The college life isn’t necessarily for everyone, even though there is certainly a school and course of study for just about everyone. If you can’t make yourself study or are no longer interested in structured learning, then college simply may not be for you. An important part of that decision-making comes in trying to determine what you hope to accomplish in life. There are innumerable means of making money; however, most require a collegiate background and degree.
College is expensive, but it is difficult to measure the college experience on a cost-to-benefits ratio. Many people have experiences from college that they consider priceless. Others waste a great deal of money by failing in school, winding up both in debt and several years behind others who didn’t bother to go to college. Then there are those who are actually in the work force for years before finally pursuing a college education. Try to determine in advance which scenario is most similar to you.
Here are a few basic questions to ask yourself when considering college:
– Do I have the initiative it takes to study hard without quitting when classes and work from them become difficult?
– Am I interested in a career that requires a college degree?
– Considering the career you want, how much additional income are you likely to generate over your lifetime with a college degree than you would without one?
– Do I really want to go to college, or am I letting someone pressure me into going against my better judgment?
– How much debt will I likely incur by attending college?
– Will my eventual career earn enough money over time to pay off my college debt in a reasonable amount of time?
Consider the answers to these questions and weigh the probable benefits of college against the costs. If someone else is paying for your education, then it is a good idea to go unless you know that you will not succeed.

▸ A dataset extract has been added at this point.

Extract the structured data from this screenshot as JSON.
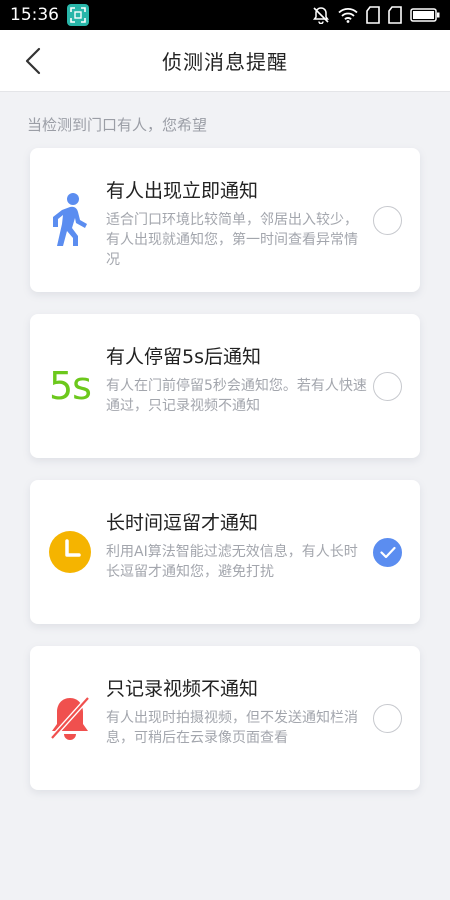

If you are in school and decide you simply can’t bear to continue, try taking a semester off or transferring to another college. Once you’ve already started paying for a college education, you will have wasted a lot of money and time if you don’t eventually Alternatively, you can get started your professional career and still be a part time student and earn that degree over a longer period of time.